Older ponies typically do less work in their veteran years
There is also the level of work that older ponies are expected to do with beginner or novice riders. The answer is not a lot. If a child is learning the ropes or nervous, they are not going to be pushing the pony to the maximum of its capabilities. They are stepping stone ponies to teach children the basics, gain confidence and then passed onto the next child to learn how to ride. The workload is usually very light and they’re pampered and loved unconditionally by the little jockey who is their new bestest friend.
Buying an older pony advertised for sale is cheaper
Horse riding is an expensive hobby and sport, for adults looking for a pony to ride and lead their child through the lanes once a week, buying an older pony is almost always the sensible option.
There is naturally a moral question of when should the pony stop being sold on to teach new jockeys. I think this is why when a pony reaches a certain age where it would be deemed a veteran or reaching veteran age, the suitability of the home should increase in significance. Sellers who respect how the pony has helped their child’s confidence grow and riding ability excel will be aware of this responsibility.
Selling an older pony for some feels wrong but is it?
For some the thought of selling an older pony feels wrong and I can empathise with this group of people and sometimes it is wrong. But, at the same time as a generalised statement to apply to all older ponies, I disagree. There are huge benefits to older ponies being available for sale to teach another little jockey the ropes, one of them being the pony might actually still enjoy the job they are doing!
Older ponies bought are likely to be worth more to new owners
Other benefits of selling an older pony is the small amount of money you receive can contribute towards the second pony you are buying for your child. When it comes to the purchaser, attributing a value to the pony rather than loaning which equates to free pony, may encourage better horse care because they have had to save or make sacrifices to afford to buy a pony. Very different to walking away with a free pony and checking in now and again with the home that you have loaned the older pony from.
Perhaps the answer to that question is leasing rather than loaning, both of which have their own benefits but that is a blog for another day.
In my opinion
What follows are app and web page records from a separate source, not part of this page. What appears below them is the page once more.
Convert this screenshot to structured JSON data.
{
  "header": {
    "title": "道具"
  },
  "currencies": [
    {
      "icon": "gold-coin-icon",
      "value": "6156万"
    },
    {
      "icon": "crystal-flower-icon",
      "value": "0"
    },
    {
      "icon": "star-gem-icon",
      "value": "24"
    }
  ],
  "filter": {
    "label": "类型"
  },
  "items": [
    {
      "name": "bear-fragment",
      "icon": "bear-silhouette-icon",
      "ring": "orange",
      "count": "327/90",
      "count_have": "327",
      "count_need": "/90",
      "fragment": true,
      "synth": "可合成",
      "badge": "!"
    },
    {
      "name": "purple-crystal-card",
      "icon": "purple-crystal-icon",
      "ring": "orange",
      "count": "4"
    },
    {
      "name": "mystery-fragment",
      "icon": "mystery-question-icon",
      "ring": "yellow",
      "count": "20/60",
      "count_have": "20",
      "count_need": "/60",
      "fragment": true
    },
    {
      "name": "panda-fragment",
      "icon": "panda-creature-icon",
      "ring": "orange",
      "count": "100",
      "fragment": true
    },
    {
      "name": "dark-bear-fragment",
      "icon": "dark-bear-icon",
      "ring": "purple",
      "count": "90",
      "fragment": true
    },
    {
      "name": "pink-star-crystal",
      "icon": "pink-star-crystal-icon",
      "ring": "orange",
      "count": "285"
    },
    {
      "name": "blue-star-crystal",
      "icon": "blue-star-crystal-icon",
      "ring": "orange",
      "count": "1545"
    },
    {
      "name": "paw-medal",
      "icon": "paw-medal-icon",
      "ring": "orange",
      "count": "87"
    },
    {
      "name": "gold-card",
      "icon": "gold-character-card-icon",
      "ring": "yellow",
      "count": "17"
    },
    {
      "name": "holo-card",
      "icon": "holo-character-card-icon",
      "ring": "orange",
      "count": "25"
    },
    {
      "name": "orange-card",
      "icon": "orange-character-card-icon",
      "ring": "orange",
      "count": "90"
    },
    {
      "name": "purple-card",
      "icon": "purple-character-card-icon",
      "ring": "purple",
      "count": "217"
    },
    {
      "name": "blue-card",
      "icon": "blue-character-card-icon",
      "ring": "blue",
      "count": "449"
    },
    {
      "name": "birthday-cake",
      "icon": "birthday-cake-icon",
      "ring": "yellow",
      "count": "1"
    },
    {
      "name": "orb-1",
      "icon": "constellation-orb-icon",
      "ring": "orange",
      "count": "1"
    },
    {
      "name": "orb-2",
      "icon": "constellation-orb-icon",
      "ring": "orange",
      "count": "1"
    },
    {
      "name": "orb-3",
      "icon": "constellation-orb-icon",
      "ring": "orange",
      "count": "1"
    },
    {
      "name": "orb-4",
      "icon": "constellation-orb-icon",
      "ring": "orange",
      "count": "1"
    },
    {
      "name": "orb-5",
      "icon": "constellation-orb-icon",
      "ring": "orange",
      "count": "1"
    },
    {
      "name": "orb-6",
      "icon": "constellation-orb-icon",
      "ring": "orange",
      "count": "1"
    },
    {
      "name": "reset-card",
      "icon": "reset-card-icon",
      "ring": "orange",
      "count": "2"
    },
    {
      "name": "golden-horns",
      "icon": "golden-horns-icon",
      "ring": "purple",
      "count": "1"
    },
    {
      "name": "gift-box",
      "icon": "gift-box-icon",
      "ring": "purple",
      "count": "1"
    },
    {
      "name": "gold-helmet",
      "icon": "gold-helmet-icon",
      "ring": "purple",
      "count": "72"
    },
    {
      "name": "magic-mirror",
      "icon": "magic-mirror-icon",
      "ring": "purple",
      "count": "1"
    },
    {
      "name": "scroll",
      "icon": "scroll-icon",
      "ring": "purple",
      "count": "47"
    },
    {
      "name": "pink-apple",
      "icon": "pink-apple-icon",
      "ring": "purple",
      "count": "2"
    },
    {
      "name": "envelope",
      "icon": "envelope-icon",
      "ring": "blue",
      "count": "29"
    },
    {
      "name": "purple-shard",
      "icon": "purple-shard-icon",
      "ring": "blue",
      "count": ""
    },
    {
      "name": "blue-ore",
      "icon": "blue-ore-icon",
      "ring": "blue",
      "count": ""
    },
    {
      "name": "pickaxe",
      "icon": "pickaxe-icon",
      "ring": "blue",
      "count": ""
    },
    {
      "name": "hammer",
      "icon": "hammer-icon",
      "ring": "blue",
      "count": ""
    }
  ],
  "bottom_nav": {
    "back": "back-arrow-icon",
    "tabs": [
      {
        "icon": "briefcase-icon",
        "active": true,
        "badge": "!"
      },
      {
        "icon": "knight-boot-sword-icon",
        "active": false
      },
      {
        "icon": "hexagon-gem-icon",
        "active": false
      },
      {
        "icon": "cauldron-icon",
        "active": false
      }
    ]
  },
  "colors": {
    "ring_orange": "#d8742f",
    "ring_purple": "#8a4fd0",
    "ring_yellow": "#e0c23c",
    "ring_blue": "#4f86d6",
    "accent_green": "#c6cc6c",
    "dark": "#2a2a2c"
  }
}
The buying of older ponies advertised for sale is mostly a positive thing for the future of the equestrian community, little jockeys get their first experience learning to take care of and ride ponies in a safe and enjoyable environment. There are always examples at the fringes where older ponies should not be available for sale, loan or lease, however, to experienced and knowledgeable homes most older ponies should carry on enjoying their crucial roles until they don’t want to do it anymore.